WHAT THE EXERCISE ASKS -> Each record that follows must be printed exactly as given.

[[ PROVIDED INFORMATION, beginning ]]

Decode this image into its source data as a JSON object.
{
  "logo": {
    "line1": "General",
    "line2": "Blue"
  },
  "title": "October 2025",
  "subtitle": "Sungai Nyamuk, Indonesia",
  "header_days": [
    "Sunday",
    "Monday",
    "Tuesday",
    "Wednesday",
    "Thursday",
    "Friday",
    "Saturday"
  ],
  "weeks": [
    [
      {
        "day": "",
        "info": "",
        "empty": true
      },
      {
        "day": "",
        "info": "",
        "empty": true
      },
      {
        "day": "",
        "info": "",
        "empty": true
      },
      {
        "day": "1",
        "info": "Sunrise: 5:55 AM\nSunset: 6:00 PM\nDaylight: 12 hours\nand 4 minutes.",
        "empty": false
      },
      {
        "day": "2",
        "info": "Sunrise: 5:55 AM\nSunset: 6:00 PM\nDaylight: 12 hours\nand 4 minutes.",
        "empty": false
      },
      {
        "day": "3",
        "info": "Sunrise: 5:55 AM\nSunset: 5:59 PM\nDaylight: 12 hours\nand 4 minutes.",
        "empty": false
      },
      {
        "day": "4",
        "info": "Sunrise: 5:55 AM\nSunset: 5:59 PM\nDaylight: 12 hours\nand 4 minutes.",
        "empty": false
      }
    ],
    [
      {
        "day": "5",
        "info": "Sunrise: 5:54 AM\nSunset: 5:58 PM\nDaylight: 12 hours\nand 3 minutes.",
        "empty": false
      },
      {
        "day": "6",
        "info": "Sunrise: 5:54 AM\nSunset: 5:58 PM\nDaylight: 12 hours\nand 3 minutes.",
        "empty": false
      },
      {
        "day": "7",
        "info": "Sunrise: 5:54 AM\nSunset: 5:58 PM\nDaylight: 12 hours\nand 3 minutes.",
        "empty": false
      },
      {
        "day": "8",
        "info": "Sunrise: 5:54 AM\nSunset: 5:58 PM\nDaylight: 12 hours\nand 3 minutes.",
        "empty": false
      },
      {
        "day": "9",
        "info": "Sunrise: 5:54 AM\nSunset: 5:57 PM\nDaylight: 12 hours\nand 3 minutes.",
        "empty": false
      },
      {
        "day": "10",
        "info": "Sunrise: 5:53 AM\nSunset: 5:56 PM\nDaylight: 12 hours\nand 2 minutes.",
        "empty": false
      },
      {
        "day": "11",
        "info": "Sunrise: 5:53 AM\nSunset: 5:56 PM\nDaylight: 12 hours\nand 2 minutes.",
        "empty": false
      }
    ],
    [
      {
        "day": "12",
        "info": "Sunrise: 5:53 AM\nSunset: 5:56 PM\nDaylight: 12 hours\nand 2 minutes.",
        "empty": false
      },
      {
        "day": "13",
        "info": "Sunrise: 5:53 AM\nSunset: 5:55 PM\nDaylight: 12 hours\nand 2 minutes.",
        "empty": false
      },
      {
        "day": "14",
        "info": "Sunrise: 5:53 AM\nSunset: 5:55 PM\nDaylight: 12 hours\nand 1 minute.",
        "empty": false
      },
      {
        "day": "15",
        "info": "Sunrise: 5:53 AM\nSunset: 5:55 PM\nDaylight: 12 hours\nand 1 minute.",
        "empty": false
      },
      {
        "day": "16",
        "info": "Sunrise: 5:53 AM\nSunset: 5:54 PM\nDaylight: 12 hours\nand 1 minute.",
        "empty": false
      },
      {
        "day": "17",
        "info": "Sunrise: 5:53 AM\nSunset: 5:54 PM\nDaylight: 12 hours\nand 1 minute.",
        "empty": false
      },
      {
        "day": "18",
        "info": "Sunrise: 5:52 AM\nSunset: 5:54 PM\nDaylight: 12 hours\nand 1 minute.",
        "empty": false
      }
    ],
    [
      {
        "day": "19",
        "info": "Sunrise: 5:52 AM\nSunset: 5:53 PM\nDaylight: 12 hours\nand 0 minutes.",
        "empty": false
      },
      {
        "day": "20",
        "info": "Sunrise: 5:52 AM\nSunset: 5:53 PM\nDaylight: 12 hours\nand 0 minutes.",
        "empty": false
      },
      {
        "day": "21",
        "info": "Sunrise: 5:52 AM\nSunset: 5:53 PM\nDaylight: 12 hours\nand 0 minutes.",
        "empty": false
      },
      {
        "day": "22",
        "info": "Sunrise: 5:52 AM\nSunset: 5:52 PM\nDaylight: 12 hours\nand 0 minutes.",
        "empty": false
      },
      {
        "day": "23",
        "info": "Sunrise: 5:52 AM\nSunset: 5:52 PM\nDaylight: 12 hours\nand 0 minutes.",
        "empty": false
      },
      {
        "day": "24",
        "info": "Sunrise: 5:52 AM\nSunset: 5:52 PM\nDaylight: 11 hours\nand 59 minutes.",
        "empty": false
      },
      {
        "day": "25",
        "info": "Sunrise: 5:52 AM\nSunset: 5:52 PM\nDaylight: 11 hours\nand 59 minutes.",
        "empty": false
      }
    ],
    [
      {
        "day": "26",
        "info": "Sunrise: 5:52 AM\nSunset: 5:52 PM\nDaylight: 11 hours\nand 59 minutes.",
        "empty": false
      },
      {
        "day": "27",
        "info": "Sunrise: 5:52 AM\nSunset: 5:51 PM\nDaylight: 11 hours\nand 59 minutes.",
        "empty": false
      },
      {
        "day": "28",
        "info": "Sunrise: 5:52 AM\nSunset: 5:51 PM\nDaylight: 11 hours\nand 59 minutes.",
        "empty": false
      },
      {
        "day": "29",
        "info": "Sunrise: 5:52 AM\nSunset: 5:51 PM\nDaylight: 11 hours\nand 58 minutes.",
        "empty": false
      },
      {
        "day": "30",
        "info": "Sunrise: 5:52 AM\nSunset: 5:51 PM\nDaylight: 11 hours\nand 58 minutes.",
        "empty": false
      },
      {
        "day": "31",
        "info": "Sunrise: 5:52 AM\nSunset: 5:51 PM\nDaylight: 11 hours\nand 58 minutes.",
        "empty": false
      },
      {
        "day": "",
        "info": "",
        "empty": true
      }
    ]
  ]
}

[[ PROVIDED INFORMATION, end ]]

RESPONSE ->
Decode this image into its source data as a JSON object.
{
  "logo": {
    "line1": "General",
    "line2": "Blue"
  },
  "title": "October 2025",
  "subtitle": "Sungai Nyamuk, Indonesia",
  "header_days": [
    "Sunday",
    "Monday",
    "Tuesday",
    "Wednesday",
    "Thursday",
    "Friday",
    "Saturday"
  ],
  "weeks": [
    [
      {
        "day": "",
        "info": "",
        "empty": true
      },
      {
        "day": "",
        "info": "",
        "empty": true
      },
      {
        "day": "",
        "info": "",
        "empty": true
      },
      {
        "day": "1",
        "info": "Sunrise: 5:55 AM\nSunset: 6:00 PM\nDaylight: 12 hours\nand 4 minutes.",
        "empty": false
      },
      {
        "day": "2",
        "info": "Sunrise: 5:55 AM\nSunset: 6:00 PM\nDaylight: 12 hours\nand 4 minutes.",
        "empty": false
      },
      {
        "day": "3",
        "info": "Sunrise: 5:55 AM\nSunset: 5:59 PM\nDaylight: 12 hours\nand 4 minutes.",
        "empty": false
      },
      {
        "day": "4",
        "info": "Sunrise: 5:55 AM\nSunset: 5:59 PM\nDaylight: 12 hours\nand 4 minutes.",
        "empty": false
      }
    ],
    [
      {
        "day": "5",
        "info": "Sunrise: 5:54 AM\nSunset: 5:58 PM\nDaylight: 12 hours\nand 3 minutes.",
        "empty": false
      },
      {
        "day": "6",
        "info": "Sunrise: 5:54 AM\nSunset: 5:58 PM\nDaylight: 12 hours\nand 3 minutes.",
        "empty": false
      },
      {
        "day": "7",
        "info": "Sunrise: 5:54 AM\nSunset: 5:58 PM\nDaylight: 12 hours\nand 3 minutes.",
        "empty": false
      },
      {
        "day": "8",
        "info": "Sunrise: 5:54 AM\nSunset: 5:58 PM\nDaylight: 12 hours\nand 3 minutes.",
        "empty": false
      },
      {
        "day": "9",
        "info": "Sunrise: 5:54 AM\nSunset: 5:57 PM\nDaylight: 12 hours\nand 3 minutes.",
        "empty": false
      },
      {
        "day": "10",
        "info": "Sunrise: 5:53 AM\nSunset: 5:56 PM\nDaylight: 12 hours\nand 2 minutes.",
        "empty": false
      },
      {
        "day": "11",
        "info": "Sunrise: 5:53 AM\nSunset: 5:56 PM\nDaylight: 12 hours\nand 2 minutes.",
        "empty": false
      }
    ],
    [
      {
        "day": "12",
        "info": "Sunrise: 5:53 AM\nSunset: 5:56 PM\nDaylight: 12 hours\nand 2 minutes.",
        "empty": false
      },
      {
        "day": "13",
        "info": "Sunrise: 5:53 AM\nSunset: 5:55 PM\nDaylight: 12 hours\nand 2 minutes.",
        "empty": false
      },
      {
        "day": "14",
        "info": "Sunrise: 5:53 AM\nSunset: 5:55 PM\nDaylight: 12 hours\nand 1 minute.",
        "empty": false
      },
      {
        "day": "15",
        "info": "Sunrise: 5:53 AM\nSunset: 5:55 PM\nDaylight: 12 hours\nand 1 minute.",
        "empty": false
      },
      {
        "day": "16",
        "info": "Sunrise: 5:53 AM\nSunset: 5:54 PM\nDaylight: 12 hours\nand 1 minute.",
        "empty": false
      },
      {
        "day": "17",
        "info": "Sunrise: 5:53 AM\nSunset: 5:54 PM\nDaylight: 12 hours\nand 1 minute.",
        "empty": false
      },
      {
        "day": "18",
        "info": "Sunrise: 5:52 AM\nSunset: 5:54 PM\nDaylight: 12 hours\nand 1 minute.",
        "empty": false
      }
    ],
    [
      {
        "day": "19",
        "info": "Sunrise: 5:52 AM\nSunset: 5:53 PM\nDaylight: 12 hours\nand 0 minutes.",
        "empty": false
      },
      {
        "day": "20",
        "info": "Sunrise: 5:52 AM\nSunset: 5:53 PM\nDaylight: 12 hours\nand 0 minutes.",
        "empty": false
      },
      {
        "day": "21",
        "info": "Sunrise: 5:52 AM\nSunset: 5:53 PM\nDaylight: 12 hours\nand 0 minutes.",
        "empty": false
      },
      {
        "day": "22",
        "info": "Sunrise: 5:52 AM\nSunset: 5:52 PM\nDaylight: 12 hours\nand 0 minutes.",
        "empty": false
      },
      {
        "day": "23",
        "info": "Sunrise: 5:52 AM\nSunset: 5:52 PM\nDaylight: 12 hours\nand 0 minutes.",
        "empty": false
      },
      {
        "day": "24",
        "info": "Sunrise: 5:52 AM\nSunset: 5:52 PM\nDaylight: 11 hours\nand 59 minutes.",
        "empty": false
      },
      {
        "day": "25",
        "info": "Sunrise: 5:52 AM\nSunset: 5:52 PM\nDaylight: 11 hours\nand 59 minutes.",
        "empty": false
      }
    ],
    [
      {
        "day": "26",
        "info": "Sunrise: 5:52 AM\nSunset: 5:52 PM\nDaylight: 11 hours\nand 59 minutes.",
        "empty": false
      },
      {
        "day": "27",
        "info": "Sunrise: 5:52 AM\nSunset: 5:51 PM\nDaylight: 11 hours\nand 59 minutes.",
        "empty": false
      },
      {
        "day": "28",
        "info": "Sunrise: 5:52 AM\nSunset: 5:51 PM\nDaylight: 11 hours\nand 59 minutes.",
        "empty": false
      },
      {
        "day": "29",
        "info": "Sunrise: 5:52 AM\nSunset: 5:51 PM\nDaylight: 11 hours\nand 58 minutes.",
        "empty": false
      },
      {
        "day": "30",
        "info": "Sunrise: 5:52 AM\nSunset: 5:51 PM\nDaylight: 11 hours\nand 58 minutes.",
        "empty": false
      },
      {
        "day": "31",
        "info": "Sunrise: 5:52 AM\nSunset: 5:51 PM\nDaylight: 11 hours\nand 58 minutes.",
        "empty": false
      },
      {
        "day": "",
        "info": "",
        "empty": true
      }
    ]
  ]
}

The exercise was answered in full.